Arya glared at the gnarled root by her feet. She realized that the pretense was done. Gendry knew, and she had nothing in her pants to convince him otherwise. She could draw Needle and kill him where he stood, or else trust him. She wasn’t certain she’d be able to kill him, even if she tried; he had his own sword, and he was a lot stronger. All that was left was the truth. “Lommy and Hot Pie can’t know,” she said.
“They won’t,” he swore. “Not from me.”
“Arya.” She raised her eyes to his. “My name is Arya. Of House Stark.”
“Of House …” It took him a moment before he said, “The King’s Hand was named Stark. The one they killed for a traitor.”
“He was never a traitor. He was my father.”
Gendry’s eyes widened. “So that’s why you thought …”
She nodded. “Yoren was taking me home to Winterfell.”
“I … you’re highborn then, a … you’ll be a lady …”
Arya looked down at her ragged clothes and bare feet, all cracked and callused. She saw the dirt under her nails, the scabs on her elbows, the scratches on her hands. Septa Mordane wouldn’t even know me, I bet. Sansa might, but she’d pretend not to. “My mother’s a lady, and my sister, but I never was.”
“Yes you were. You were a lord’s daughter and you lived in a castle, didn’t you? And you … gods be good, I never …” All of a sudden Gendry seemed uncertain, almost afraid. “All that about cocks, I never should have said that. And I been pissing in front of you and everything, I … I beg your pardon, m’lady.”
“Stop that!” Arya hissed. Was he mocking her?
“I know my courtesies, m’lady,” Gendry said, stubborn as ever. “Whenever highborn girls came into the shop with their fathers, my master told me I was to bend the knee, and speak only when they spoke to me, and call them m’lady.”
“If you start calling me m’lady, even Hot Pie is going to notice. And you better keep on pissing the same way too.”
“As m’lady commands.”
Arya slammed his chest with both hands. He tripped over a stone and sat down with a thump. “What kind of lord’s daughter are you?” he said, laughing.
“This kind.” She kicked him in the side, but it only made him laugh harder.
You still won’t take me with you. You gad about while I trudge
through the centuries, day by day, hour by hour. Do you ever think or
happens after you’ve flown away? I live in the world you leave behind,
because you abandoned me to it.
“I hate them,” Arya confided, red-faced, sniffling. “The Hound and the queen and the king and Prince Joffrey. I hate all of them. Joffrey lied, it wasn’t the way he said. I hate Sansa too. She did remember, she just lied so Joffrey would like her.”
“We all lie,” her father said. “Or did you truly think I’d believe that Nymeria ran off?”
Arya blushed guiltily. “Jory promised not to tell.”
“Jory kept his word,” her father said with a smile. “There are some things I do not need to be told.

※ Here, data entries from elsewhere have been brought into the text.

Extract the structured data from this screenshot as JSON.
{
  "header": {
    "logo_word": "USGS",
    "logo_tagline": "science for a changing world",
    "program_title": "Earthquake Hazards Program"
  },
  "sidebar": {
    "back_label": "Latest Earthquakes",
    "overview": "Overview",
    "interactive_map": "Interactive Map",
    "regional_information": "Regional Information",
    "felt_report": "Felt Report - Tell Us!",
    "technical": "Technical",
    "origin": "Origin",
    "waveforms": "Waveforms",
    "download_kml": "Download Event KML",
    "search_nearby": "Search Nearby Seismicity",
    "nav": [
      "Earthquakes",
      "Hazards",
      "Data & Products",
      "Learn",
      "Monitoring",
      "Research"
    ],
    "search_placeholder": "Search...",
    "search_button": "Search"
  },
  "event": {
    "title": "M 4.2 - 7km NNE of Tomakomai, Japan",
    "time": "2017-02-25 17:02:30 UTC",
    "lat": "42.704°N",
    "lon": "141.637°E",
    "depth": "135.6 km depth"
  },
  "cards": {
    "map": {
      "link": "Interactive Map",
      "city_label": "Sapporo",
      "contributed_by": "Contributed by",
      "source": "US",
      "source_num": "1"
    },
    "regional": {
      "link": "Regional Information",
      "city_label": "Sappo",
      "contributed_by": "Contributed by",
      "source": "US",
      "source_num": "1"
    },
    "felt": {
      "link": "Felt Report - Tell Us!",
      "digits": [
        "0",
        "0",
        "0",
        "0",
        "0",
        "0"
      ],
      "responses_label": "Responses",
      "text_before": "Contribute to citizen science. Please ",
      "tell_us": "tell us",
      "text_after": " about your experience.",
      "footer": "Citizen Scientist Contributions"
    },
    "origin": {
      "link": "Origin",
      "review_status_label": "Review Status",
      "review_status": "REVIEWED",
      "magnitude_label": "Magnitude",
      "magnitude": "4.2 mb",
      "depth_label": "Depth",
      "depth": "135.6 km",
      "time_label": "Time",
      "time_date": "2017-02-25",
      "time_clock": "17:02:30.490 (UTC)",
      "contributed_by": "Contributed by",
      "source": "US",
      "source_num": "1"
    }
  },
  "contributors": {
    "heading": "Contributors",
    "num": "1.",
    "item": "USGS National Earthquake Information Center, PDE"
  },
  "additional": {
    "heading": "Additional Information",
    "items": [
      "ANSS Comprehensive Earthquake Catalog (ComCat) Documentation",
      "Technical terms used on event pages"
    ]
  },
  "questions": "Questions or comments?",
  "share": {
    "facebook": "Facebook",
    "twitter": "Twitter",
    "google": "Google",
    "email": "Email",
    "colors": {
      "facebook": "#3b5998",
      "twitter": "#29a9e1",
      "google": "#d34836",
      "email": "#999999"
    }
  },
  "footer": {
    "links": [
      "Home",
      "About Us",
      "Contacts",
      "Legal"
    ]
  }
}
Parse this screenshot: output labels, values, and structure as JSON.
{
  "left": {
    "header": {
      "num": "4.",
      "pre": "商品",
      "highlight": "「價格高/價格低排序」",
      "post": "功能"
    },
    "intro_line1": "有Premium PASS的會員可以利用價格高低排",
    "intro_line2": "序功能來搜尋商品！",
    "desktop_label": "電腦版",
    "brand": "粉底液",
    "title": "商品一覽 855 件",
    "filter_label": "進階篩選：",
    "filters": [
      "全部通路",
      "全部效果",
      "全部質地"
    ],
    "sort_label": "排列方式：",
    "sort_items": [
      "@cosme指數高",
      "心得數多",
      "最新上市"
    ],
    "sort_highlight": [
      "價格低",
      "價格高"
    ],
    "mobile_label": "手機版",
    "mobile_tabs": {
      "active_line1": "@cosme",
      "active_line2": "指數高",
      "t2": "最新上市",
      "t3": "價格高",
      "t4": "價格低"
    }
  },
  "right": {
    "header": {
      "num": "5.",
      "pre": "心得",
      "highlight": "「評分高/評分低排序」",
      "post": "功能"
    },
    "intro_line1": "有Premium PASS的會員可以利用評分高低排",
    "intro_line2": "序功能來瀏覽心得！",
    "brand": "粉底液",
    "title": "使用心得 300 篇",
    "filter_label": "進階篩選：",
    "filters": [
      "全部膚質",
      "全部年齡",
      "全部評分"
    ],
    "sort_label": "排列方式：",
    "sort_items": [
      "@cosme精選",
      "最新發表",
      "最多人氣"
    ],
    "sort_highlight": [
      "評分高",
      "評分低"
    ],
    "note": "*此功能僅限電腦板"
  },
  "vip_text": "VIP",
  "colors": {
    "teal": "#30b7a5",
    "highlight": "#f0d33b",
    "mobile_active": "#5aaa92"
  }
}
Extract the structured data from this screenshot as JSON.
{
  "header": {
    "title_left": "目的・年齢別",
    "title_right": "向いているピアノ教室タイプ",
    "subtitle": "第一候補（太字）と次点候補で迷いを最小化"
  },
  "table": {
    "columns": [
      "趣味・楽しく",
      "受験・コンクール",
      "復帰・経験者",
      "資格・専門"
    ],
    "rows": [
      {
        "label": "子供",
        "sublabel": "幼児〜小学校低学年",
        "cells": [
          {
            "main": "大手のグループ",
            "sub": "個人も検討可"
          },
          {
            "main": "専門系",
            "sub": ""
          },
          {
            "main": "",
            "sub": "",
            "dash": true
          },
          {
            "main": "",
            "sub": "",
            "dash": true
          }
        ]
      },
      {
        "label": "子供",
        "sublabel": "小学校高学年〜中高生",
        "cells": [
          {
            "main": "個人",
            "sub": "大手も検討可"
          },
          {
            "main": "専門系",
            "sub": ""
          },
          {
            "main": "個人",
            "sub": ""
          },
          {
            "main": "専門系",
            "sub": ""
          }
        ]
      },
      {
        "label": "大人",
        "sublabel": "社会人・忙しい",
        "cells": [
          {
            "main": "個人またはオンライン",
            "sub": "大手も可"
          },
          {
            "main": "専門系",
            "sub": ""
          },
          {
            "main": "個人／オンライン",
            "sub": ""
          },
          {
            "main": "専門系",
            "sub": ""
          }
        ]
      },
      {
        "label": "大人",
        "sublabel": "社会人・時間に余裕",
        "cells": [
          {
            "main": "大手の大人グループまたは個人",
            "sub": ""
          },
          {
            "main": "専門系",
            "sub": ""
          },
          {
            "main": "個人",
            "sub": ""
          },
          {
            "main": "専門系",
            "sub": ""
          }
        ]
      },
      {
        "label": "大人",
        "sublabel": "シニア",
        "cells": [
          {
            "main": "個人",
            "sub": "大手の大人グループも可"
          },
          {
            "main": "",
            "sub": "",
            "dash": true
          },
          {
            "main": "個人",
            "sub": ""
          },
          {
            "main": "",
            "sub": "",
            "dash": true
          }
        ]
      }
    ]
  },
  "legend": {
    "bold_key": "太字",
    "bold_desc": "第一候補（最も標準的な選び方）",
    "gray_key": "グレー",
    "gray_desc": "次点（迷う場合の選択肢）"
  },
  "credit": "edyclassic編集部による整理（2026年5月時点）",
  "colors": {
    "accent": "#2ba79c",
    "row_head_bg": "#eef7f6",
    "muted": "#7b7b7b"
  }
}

Even a blind man could see that wolf would never have left you willingly.”
“We had to throw rocks,” she said miserably. “I told her to run, to go be free, that I didn’t want her anymore. There were other wolves for her to play with, we heard them howling,and Jory said the woods were full of fame, so she’d have deer to hunt. Only she kept following, and finally we had to throw rocks. I hit her twice. She whined and looked at me and I felt so ‘shamed, but it was right, wasn’t it? The queen would have killed her.”
“It was right,” her father said. “And even the lie was … not without honor.” He’d put Needle aside when he went to Arya to embrace her. Now he took the blade up again and walked to the window, where he stood for a moment, looking out across the courtyard. When he turned back, his eyes were thoughtful. He seated himself on the window seat, Needle across his lap. “Arya, sit down. I need to try and explain some things to you.”
She perched anxiously on the edge of her bed. “You are too young to be burdened with all my cares,” he told her, “but you are also a Stark of Winterfell. You know our words.”
“Winter is coming,” Arya whispered.
“The hard cruel times,” her father said. “We tasted them on the Trident, child, and when Bran fell. You were born in the long summer, sweet one, you’ve never known anything else, but now the winter is truly coming. Remember the sigil of our House, Arya.”
“The direwolf,” she said, thinking of Nymeria. She hugged her knees against her chest, suddenly afraid.
“Let me tell you something about wolves, child. When the snows fall and the white winds blow, the lone wolf dies, but the pack survives. Summer is the time for squabbles. In winter, we must protect one another, keep each other warm, share our strengths. So if you must hate, Arya, hate those who would truly do us harm. Septa Mordane is a good woman, and Sansa … Sansa is your sister. You may be as different as the sun and the moon, but the same blood flows through both your hearts. You need her, as she needs you … and I need both of you, gods help me.”
He sounded so tired that it made Arya sad. “I don’t hate Sansa,” she told him. “Not truly.” It was only half a lie.